• **Task**
For the entries that follow, say how many lines hold the string "中层领导力", with nothing else in the reply.

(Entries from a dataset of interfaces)
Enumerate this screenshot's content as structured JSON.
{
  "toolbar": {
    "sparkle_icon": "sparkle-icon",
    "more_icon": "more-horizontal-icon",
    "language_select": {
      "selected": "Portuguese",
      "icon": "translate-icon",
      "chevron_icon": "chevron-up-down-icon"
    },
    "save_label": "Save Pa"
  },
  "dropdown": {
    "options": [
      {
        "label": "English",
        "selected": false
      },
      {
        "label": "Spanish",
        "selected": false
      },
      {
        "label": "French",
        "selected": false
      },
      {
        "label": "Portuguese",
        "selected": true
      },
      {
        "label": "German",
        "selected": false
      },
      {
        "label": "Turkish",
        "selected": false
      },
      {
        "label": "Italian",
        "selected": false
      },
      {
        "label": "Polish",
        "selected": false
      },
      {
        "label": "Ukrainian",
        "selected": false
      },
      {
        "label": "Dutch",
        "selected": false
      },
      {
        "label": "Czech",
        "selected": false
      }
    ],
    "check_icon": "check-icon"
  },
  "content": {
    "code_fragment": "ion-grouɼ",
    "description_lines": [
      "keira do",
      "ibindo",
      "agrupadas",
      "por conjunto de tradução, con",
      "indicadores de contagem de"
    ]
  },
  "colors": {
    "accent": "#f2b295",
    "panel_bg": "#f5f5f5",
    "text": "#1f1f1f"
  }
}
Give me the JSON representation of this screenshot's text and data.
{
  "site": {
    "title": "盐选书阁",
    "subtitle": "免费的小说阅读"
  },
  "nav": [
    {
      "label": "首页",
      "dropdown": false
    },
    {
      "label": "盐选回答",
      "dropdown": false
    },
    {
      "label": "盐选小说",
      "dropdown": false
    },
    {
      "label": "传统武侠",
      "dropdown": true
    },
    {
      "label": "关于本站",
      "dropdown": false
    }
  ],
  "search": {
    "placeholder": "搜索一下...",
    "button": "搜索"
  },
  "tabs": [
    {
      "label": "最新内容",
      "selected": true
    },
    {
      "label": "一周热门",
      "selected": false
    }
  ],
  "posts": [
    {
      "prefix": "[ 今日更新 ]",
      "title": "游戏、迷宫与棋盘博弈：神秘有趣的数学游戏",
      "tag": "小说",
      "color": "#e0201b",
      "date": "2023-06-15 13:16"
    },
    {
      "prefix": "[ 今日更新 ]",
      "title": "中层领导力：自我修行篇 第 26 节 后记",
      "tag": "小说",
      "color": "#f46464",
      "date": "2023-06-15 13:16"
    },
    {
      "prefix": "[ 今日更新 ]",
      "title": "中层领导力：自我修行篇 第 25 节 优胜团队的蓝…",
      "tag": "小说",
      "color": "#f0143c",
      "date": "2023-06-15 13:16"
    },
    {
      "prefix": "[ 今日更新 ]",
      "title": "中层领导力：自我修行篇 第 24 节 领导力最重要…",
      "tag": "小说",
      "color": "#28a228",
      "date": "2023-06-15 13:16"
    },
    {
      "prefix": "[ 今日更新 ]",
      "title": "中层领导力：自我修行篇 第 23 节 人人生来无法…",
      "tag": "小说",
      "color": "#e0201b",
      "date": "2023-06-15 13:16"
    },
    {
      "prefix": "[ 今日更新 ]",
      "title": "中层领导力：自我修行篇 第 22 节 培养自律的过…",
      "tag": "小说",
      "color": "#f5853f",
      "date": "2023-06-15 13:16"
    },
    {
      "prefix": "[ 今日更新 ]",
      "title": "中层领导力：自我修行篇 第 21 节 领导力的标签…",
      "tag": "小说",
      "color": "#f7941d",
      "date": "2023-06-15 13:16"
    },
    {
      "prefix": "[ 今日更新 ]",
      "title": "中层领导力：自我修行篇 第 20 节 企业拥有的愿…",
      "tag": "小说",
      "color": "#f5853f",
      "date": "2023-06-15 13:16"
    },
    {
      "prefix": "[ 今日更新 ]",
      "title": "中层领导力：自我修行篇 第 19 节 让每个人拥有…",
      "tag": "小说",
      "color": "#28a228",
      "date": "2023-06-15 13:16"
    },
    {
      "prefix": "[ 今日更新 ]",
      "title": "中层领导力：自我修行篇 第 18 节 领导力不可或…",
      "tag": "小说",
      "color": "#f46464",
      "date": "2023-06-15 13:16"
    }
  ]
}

• **Answer area**
9